Minister for Health, Sarah Courtney
I’d like today to start by extending my thoughts to the family that have been impacted by carbon monoxide poisoning overnight.
We know that 11 people have been taken to the Royal Hobart Hospital. Two adults and five children are currently in a serious conditions.
So, the health professionals at the hospital are obviously caring for them, and the Department of Communities is also working with the family to provide appropriate support in this difficult time for them.
Keeping Tasmanians safe and secure is our number one priority as we fight coronavirus.
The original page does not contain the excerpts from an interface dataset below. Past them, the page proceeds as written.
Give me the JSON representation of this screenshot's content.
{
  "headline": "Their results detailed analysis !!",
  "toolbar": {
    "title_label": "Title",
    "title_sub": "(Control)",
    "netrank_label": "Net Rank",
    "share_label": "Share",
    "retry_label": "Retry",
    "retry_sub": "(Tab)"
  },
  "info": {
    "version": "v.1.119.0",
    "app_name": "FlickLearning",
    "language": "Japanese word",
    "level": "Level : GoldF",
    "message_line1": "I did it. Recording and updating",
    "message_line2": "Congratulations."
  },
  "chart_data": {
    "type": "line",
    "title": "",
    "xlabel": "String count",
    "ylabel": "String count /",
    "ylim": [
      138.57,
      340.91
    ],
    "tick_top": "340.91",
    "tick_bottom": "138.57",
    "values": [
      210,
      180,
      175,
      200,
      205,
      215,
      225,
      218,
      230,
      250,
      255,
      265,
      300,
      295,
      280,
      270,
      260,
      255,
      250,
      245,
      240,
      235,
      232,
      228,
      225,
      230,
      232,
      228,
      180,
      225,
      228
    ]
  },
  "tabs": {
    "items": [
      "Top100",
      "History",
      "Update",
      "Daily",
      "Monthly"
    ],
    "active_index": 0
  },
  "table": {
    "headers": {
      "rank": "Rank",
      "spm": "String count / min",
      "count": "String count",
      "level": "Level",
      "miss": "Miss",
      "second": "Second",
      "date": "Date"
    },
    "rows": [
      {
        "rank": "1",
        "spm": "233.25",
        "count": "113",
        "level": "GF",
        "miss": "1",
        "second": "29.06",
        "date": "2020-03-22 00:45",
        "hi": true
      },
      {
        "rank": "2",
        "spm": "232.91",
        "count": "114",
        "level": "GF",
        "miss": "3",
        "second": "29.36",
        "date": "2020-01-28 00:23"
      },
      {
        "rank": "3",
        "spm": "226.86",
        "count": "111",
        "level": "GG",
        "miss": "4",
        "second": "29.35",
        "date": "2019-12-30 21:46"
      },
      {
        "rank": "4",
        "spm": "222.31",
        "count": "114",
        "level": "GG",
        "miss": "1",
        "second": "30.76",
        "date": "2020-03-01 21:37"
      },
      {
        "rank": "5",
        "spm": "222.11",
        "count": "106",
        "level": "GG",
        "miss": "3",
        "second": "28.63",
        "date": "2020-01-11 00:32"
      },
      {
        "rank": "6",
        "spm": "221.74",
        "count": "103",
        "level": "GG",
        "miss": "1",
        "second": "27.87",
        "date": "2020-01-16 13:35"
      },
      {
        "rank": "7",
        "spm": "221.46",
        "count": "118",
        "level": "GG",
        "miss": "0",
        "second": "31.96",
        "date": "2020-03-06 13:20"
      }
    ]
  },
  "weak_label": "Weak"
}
We’re up to Day 59, Day 59, here in Tasmania without a positive case and our testing results remain strong, with 496 presentations to our clinic yesterday, and we have seen more than 57,000 test done here in Tasmania.
While the situation in Victoria remains of concern, we are carefully monitoring this and the impact it’s having on other states.
We’re also ensuring that we continue to be prepared here in Tasmania for if and when we d get another case.
As we have maintained, it has been imperative to have in place our safeguards.
This includes rapid response, high testing rates, distancing measures and hygiene practices.
And to all the Tasmanians that have worked so hard, I’d like to say Thank You.
I also know that fro thousands of Tasmanians, including myself, who have been tested that it actually can be quite an uncomfortable process at times, so I’m pleased to let Tasmanians know that we are currently rolling out and implementing new FINNIS? swabs across our testing sites in Tasmania.
This is particularly reassuring for parents, because I know that it can be distressing for kids, so having a swab that is less uncomfortable should hopefully remove any barriers or concerns to people in the community.
So, really, there should be no excuse now for getting tested, if you have symptoms.
This is currently being progressively rolled out across our sites and, again, I remind Tasmanians it is important that we remain vigilant.
Even if you have the slightest symptoms, even if you’ve already had a coronavirus test a few months ago, it’s imperative that we still remain vigilant.
We’re seeing in other jurisdictions how quickly coronavirus can spread, and it’s important that we continue to remain aware of our own symptoms.
In terms of compliance within the community, I’ll ask Commissioner Hine to speak more on this in a moment, but I would like to use this opportunity to remind Tasmanians that this is not over yet.
And while the vast majority of Tasmanians are doing the right thing, and we’ve had extremely high levels of compliance to date, there are some that still are not following the rules.
And I cannot stress how important it is that every single Tasmanian ensures that they are complying.
The distancing rules are in place, coupled with hygiene practices, to protect us.
There is strong Public Health advice that these remain pivotal in our defence against further potential spreads of coronavirus.
We don’t need to look very far across our borders to see the devastating impact that coronavirus can have on a community, as well as businesses that are being impacted by second waves.
We’re going to continue working closely with Public Health to ensure that our decisions are guided by the best advice.
So, please, a reminder to all Tasmanians, be vigilant for symptoms, please comply.
It is everybody’s responsibility.
This is a fight that we’re all in together.
We’ve been successful so far, because we’ve worked well as a team, and I thank Tasmanians for the efforts that they’ve gone to, because it has made a substantial difference.
I’d now like to ask Commissioner Hine to make some comments, and then Dr Veitch will also be available for questions.